▶ _Input records_
"""
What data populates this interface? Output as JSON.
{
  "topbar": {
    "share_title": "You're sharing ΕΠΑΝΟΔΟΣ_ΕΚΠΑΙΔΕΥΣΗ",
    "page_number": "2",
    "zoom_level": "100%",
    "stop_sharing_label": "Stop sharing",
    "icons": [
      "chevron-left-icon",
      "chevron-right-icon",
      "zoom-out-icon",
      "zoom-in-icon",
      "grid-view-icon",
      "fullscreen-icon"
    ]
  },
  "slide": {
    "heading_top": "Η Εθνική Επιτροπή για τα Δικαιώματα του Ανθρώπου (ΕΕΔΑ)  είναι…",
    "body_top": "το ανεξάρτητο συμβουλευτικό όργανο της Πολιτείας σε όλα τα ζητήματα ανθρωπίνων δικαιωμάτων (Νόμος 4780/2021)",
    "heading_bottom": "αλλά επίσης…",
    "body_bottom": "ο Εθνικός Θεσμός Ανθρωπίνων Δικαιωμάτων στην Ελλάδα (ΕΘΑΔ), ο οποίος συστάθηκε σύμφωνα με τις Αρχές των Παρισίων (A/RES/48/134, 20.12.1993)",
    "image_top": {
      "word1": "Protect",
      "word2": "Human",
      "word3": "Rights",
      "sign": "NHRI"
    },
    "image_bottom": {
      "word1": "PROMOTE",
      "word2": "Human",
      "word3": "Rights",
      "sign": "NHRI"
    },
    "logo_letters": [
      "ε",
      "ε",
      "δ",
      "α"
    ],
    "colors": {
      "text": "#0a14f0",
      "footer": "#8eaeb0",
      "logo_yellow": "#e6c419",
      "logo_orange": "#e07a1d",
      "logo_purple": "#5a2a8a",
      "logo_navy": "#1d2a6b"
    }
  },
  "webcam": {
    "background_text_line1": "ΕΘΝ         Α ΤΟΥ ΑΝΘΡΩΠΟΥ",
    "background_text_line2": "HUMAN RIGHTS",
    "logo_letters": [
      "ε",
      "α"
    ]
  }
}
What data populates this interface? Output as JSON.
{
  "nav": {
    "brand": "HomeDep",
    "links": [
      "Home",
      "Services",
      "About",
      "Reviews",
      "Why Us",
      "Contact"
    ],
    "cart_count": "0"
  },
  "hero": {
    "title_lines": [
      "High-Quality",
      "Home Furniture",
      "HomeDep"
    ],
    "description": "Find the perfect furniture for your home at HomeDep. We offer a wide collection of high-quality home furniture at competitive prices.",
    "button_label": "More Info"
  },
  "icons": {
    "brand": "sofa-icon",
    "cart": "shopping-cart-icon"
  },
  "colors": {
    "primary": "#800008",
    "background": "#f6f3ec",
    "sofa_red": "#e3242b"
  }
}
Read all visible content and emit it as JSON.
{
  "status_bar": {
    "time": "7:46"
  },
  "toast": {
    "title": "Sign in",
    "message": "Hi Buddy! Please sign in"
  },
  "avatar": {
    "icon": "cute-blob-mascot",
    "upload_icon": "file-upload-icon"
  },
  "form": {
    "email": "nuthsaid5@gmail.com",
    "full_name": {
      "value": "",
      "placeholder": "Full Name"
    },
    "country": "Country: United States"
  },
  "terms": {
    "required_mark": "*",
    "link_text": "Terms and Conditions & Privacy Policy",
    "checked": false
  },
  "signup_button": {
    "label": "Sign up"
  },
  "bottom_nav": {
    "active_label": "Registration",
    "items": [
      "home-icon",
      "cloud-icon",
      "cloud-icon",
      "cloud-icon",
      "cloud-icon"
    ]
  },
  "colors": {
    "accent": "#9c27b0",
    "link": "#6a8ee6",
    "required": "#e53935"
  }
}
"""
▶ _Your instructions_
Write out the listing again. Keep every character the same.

▶ _Result of this task_
What data populates this interface? Output as JSON.
{
  "topbar": {
    "share_title": "You're sharing ΕΠΑΝΟΔΟΣ_ΕΚΠΑΙΔΕΥΣΗ",
    "page_number": "2",
    "zoom_level": "100%",
    "stop_sharing_label": "Stop sharing",
    "icons": [
      "chevron-left-icon",
      "chevron-right-icon",
      "zoom-out-icon",
      "zoom-in-icon",
      "grid-view-icon",
      "fullscreen-icon"
    ]
  },
  "slide": {
    "heading_top": "Η Εθνική Επιτροπή για τα Δικαιώματα του Ανθρώπου (ΕΕΔΑ)  είναι…",
    "body_top": "το ανεξάρτητο συμβουλευτικό όργανο της Πολιτείας σε όλα τα ζητήματα ανθρωπίνων δικαιωμάτων (Νόμος 4780/2021)",
    "heading_bottom": "αλλά επίσης…",
    "body_bottom": "ο Εθνικός Θεσμός Ανθρωπίνων Δικαιωμάτων στην Ελλάδα (ΕΘΑΔ), ο οποίος συστάθηκε σύμφωνα με τις Αρχές των Παρισίων (A/RES/48/134, 20.12.1993)",
    "image_top": {
      "word1": "Protect",
      "word2": "Human",
      "word3": "Rights",
      "sign": "NHRI"
    },
    "image_bottom": {
      "word1": "PROMOTE",
      "word2": "Human",
      "word3": "Rights",
      "sign": "NHRI"
    },
    "logo_letters": [
      "ε",
      "ε",
      "δ",
      "α"
    ],
    "colors": {
      "text": "#0a14f0",
      "footer": "#8eaeb0",
      "logo_yellow": "#e6c419",
      "logo_orange": "#e07a1d",
      "logo_purple": "#5a2a8a",
      "logo_navy": "#1d2a6b"
    }
  },
  "webcam": {
    "background_text_line1": "ΕΘΝ         Α ΤΟΥ ΑΝΘΡΩΠΟΥ",
    "background_text_line2": "HUMAN RIGHTS",
    "logo_letters": [
      "ε",
      "α"
    ]
  }
}
What data populates this interface? Output as JSON.
{
  "nav": {
    "brand": "HomeDep",
    "links": [
      "Home",
      "Services",
      "About",
      "Reviews",
      "Why Us",
      "Contact"
    ],
    "cart_count": "0"
  },
  "hero": {
    "title_lines": [
      "High-Quality",
      "Home Furniture",
      "HomeDep"
    ],
    "description": "Find the perfect furniture for your home at HomeDep. We offer a wide collection of high-quality home furniture at competitive prices.",
    "button_label": "More Info"
  },
  "icons": {
    "brand": "sofa-icon",
    "cart": "shopping-cart-icon"
  },
  "colors": {
    "primary": "#800008",
    "background": "#f6f3ec",
    "sofa_red": "#e3242b"
  }
}
Read all visible content and emit it as JSON.
{
  "status_bar": {
    "time": "7:46"
  },
  "toast": {
    "title": "Sign in",
    "message": "Hi Buddy! Please sign in"
  },
  "avatar": {
    "icon": "cute-blob-mascot",
    "upload_icon": "file-upload-icon"
  },
  "form": {
    "email": "nuthsaid5@gmail.com",
    "full_name": {
      "value": "",
      "placeholder": "Full Name"
    },
    "country": "Country: United States"
  },
  "terms": {
    "required_mark": "*",
    "link_text": "Terms and Conditions & Privacy Policy",
    "checked": false
  },
  "signup_button": {
    "label": "Sign up"
  },
  "bottom_nav": {
    "active_label": "Registration",
    "items": [
      "home-icon",
      "cloud-icon",
      "cloud-icon",
      "cloud-icon",
      "cloud-icon"
    ]
  },
  "colors": {
    "accent": "#9c27b0",
    "link": "#6a8ee6",
    "required": "#e53935"
  }
}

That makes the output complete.